What you have to do: Only lines containing the string "name" belong in the answer; find them in the records and copy them.

::::::::

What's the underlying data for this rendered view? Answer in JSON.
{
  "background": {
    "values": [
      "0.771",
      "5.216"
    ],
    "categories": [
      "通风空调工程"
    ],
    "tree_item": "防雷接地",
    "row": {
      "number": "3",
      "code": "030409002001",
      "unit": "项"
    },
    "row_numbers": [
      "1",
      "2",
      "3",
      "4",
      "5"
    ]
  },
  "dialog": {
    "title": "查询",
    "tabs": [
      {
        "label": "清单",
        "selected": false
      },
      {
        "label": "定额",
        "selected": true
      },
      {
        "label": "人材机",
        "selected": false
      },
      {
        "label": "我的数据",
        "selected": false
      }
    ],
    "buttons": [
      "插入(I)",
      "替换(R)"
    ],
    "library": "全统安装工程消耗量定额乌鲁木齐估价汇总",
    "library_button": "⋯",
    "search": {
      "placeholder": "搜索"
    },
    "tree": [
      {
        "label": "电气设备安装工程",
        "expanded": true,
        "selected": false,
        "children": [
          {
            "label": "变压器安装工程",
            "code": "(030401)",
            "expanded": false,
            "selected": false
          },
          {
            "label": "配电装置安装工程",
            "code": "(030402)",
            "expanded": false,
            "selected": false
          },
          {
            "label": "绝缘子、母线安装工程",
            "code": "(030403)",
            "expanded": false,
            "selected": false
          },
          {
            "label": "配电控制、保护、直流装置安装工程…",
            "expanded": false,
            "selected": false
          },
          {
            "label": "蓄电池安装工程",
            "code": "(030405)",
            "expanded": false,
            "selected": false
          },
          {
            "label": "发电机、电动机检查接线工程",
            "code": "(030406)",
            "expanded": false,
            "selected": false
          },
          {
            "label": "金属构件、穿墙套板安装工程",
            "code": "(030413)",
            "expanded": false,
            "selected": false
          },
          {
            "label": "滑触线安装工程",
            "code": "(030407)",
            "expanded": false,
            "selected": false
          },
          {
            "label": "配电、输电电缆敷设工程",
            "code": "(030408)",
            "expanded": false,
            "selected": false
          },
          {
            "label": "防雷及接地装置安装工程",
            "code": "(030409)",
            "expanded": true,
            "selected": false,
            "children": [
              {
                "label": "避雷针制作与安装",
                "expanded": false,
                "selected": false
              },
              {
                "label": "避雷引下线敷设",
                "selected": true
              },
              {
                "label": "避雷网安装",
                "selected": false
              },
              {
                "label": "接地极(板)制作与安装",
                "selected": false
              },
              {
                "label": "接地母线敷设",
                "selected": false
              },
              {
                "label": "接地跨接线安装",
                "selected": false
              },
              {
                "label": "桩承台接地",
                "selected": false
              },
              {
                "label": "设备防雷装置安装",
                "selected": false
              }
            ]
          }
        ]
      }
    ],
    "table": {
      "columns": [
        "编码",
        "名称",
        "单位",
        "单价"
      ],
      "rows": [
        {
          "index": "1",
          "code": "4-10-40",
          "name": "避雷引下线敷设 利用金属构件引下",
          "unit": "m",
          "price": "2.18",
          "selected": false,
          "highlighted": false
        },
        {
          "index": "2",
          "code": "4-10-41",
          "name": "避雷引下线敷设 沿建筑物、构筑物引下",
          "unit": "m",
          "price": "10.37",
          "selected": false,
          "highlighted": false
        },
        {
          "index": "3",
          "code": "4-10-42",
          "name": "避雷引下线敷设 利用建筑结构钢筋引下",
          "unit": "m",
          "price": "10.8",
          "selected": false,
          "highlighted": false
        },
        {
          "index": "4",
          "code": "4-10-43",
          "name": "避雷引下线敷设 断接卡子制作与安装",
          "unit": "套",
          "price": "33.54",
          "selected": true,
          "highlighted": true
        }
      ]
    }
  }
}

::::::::

Task answer:
          "name": "避雷引下线敷设 利用金属构件引下",
          "name": "避雷引下线敷设 沿建筑物、构筑物引下",
          "name": "避雷引下线敷设 利用建筑结构钢筋引下",
          "name": "避雷引下线敷设 断接卡子制作与安装",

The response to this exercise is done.